“You can have other words—chance, luck, coincidence, serendipity. I’ll take grace. I don’t know what it is exactly, but I’ll take it.” Mary Oliver
Lori Hoevener, Ph.D., grew up in Seymour, Indiana. For many years, she taught English at Bloomington H.S. North. Much of her poetry centers on these two aspects of her life: growing up in rural Indiana and working with high school students. Her poem “Writing” recently appeared in The Ryder magazine.
Welcome to the Poets Weave, I'm Romayne Rubinas Dorsey. Lori, what poems have you brought for us today?
Part A. Do they even know who I am?
Such a long, cold, chilly life
Out there alone on the farm.
Plastic covering the living room furniture
Where no one ever sat,
And little living ever occurred.
Pretending my mother did not exist,
Despising your son’s decision to marry.
And the children?
Not a touch for either of us.
No birthdays, no Christmases, no celebrations
And money was definitely not the issue.
Green stamps procured what few items furnished the kitchen
With its sour tastes and smells.
Sunken pies shrunk back from their tins
As if they knew how they’d been baked
And felt terribly embarrassed.
The red henhouse, a long grape arbor, three large barns
It all sounds so good on paper.
With so little life in them,
And a stark refusal
To share in existence.
B. Could there be a warmer spot?
523 West Brown
A small bungalow on the wrong side of town
Cookies, cakes, pies, and an unmatched generosity of spirit
Huge family gatherings with no thought of cost or number.
“Have you got the bakery going, Mam?”
Was always my mother’s greeting.
Homemade noodles and freshly baked bread
Wafted toward us as we entered.
A deep resonance of warmth and peace
I never wanted to leave.
Cozy couches and overstuffed chairs,
Pictures and albums of everyone’s wedding,
The faces of my cousins surrounding me.
“12 grandchildren!!” My grandma would often exclaim...
“No regrets! Lori, I don’t have any regrets!!”
The deep reassurance of hearing who she was and who I was
And who I might become.
With over fifty years of loving union
The air resounded with a harmony
That seemed everlasting.
The best grandparents in the universe.
One set was really all I needed.
I can still hear them.
No gentle lowing or soothing baas
Only frantic braying and animal screams,
Swallowing our truck in the gritty dawn.
Ripped from their gentle pastures and barns,
The young ones were especially prized.
Their days of shelter suddenly over,
They sensed where they were headed.
We, too, were children, scared, locked inside the truck,
Two siblings surrounded by that fearful clamor…
Dad jabbed at the cows with an electric prod,
Heavy hooves hammered the truck’s shaking bed.
A different type of harvest,
Those disappearing animal families.
My love for the farm betrayed again.
An ugly lesson in sacrifice and survival.
Did we ask to go in there?
My brother and I
Riding along with our farmer dad,
Before school structured our lives,
Shielding us from certain realties.

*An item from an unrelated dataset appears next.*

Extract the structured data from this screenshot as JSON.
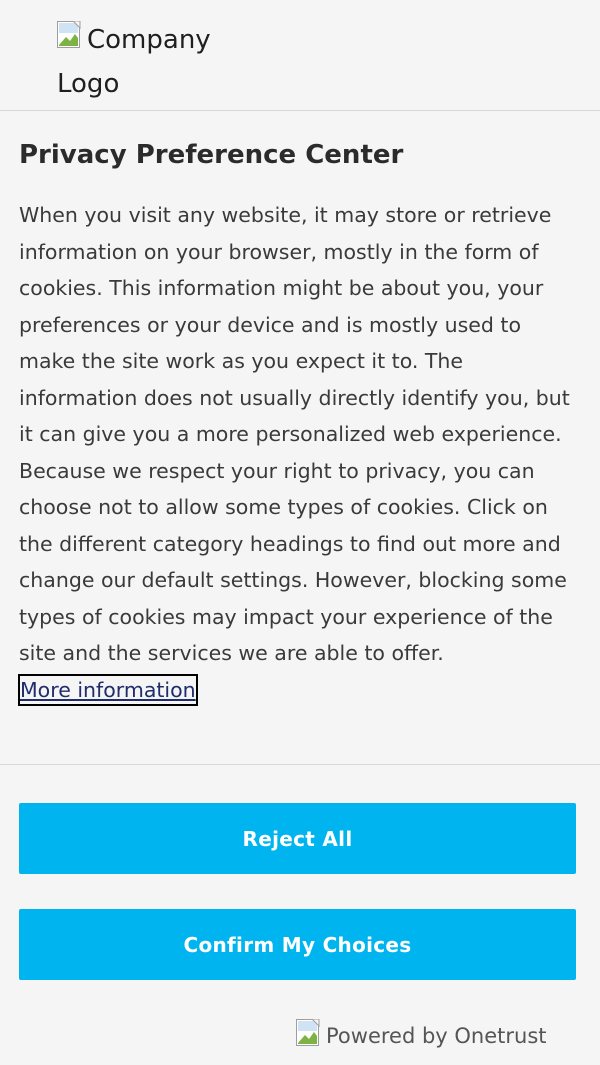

Suddenly, we find ourselves inside, behind the meat counter.
How could there be such a place?
Blood splatter across the white walls,
Shell casings clustered on the concrete floor,
“Here’s the room where the action takes place.”
My tears interrupt the tour.
”Why do girls have to ruin everything?” my brother shouts.
They shuttle me to Grandma’s house
And her barely concealed outrage.
“Why would anyone take young kids into a butcher shop?”
The abiding brutality toward children and chattel.
I kept looking everywhere for my kittens and cats….
Everywhere I could think to look as a six-year-old girl.
Where could they have gone? Had I made a mistake in their care and feeding? Could someone have stolen them?
I kept hearing about people having things stolen:
Mom should never have left her purse in the car….
Dad finally caught the thieves who were stealing his gas on the farm….
But how could this keep happening, over and over…
There once had been so many I could hardly keep track!
Beautiful colors and different sizes
The calicos were my favorite, or maybe the grey ones.
That indelible softness, snuggled safely against my cheek and arms.
These were my pet friends, and I loved them dearly.
I kept asking my mom what she thought could have happened to them,
But she never would say.
Years later, as a teenager,
I had long ago given up the search.
We lived in a new house on the other side of town.
While at my grandparents’ during a family gathering
Safely ensconced in my favorite spot,
I overhead Uncle Dave and my mom laughing uproariously
About all of those cats she killed
When she started her car in the winter.
You've been listening to the poetry of Lore Hoevener on the Poets Weave, I'm Romayne Rubinas Dorsey.